Added on: Friday 09 November 2012
Total comments: 1
The Reverend James Minchin, an author and Anglican
priest, has been barred from entering Singapore. He was turned back
at Changi Airport when he arrived on a visit from
Melbourne. No reason was given.
He was held at the airport on Wednesday evening for nearly 24 hours, and subsequently escorted by the police to the plane for his flight back to Melbourne the following night.
Father Minchin was recently interviewed
on the SDP's talkshow, Let's Talk, when he discussed his book No Man Is
An Island - A Study of Singapore's Lee Kuan Yew's Singapore, which was published in 1987.
He has been a regular visitor to
Singapore and a long-time observer of its social and political
developments. As he describes in his Let's Talk
interview, he started visiting Singapore in the 1960s and even served for a time as Pastor of St George's Church, Minden Road.
Given that Fr Minchin has never faced
any problems entering Singapore, this recent prohibition may well be
attributed to his interview on Let's Talk. If so, this
move on the part of the Government is petty and small-minded. Does the
PAP want to punish Fr Minchin
for appearing on the SDP programme.
No doubt, the charge will be laid that by
appearing on the show, Fr Minchin, who is an Australian citizen, is
"interfering" in Singapore's politics.
But in this interdependent and interconnected age, does it achieve anything for the PAP
Government to stop non-Singaporeans from commenting on Singaporean issues?
Is the Government so thin-skinned that it
seeks revenge on individuals who express their honest opinions on
Singapore? Does not the Government regularly invite non-Singaporeans to speak
at public events which are then reported by the media?
If we aspire to be a global city, let us be confident in our own ability to think for ourselves and
discern what is good and bad for our country - regardless of whether
they are expressed by Singaporeans or non-Singaporeans.
In the past, the Government has barred
other visitors from Singapore. Most recently, Mr Robert
Amsterdam, SDP's international lawyer, was turned back at the airport when he tried to
visit Dr Chee Soon Juan.

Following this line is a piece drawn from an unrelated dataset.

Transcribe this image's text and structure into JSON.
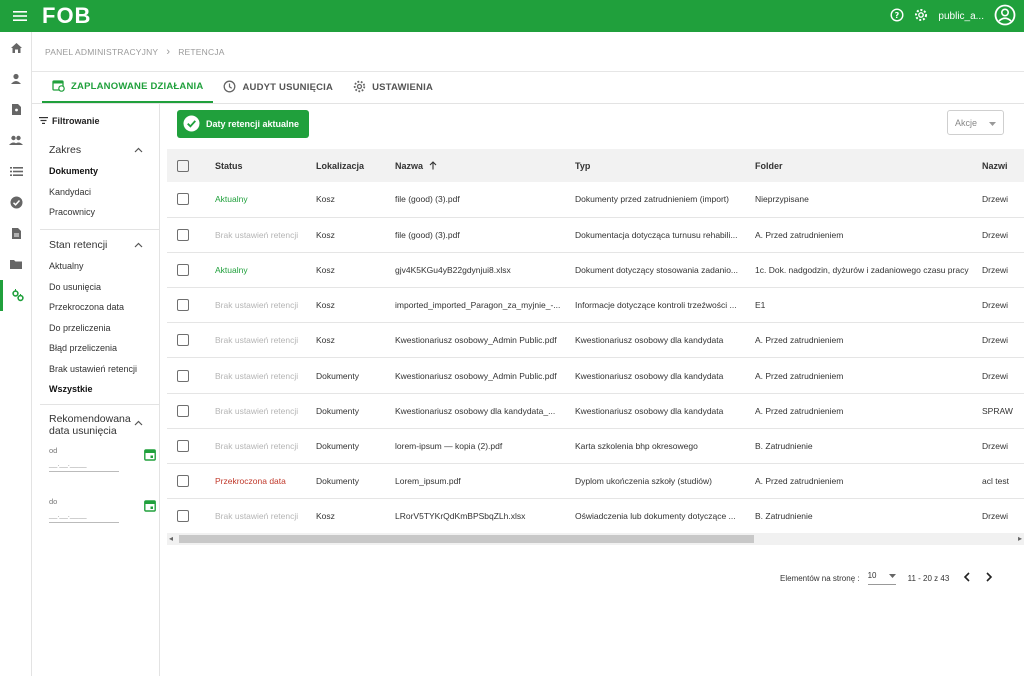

Mr Amsterdam had published a White Paperon
Singapore in which he highlighted the lack of the rule of law in
Singapore and detailed the legal actions taken against the SDP
The Home Affairs Ministry must come clear on its decision to bar Fr Minchin from entering Singapore.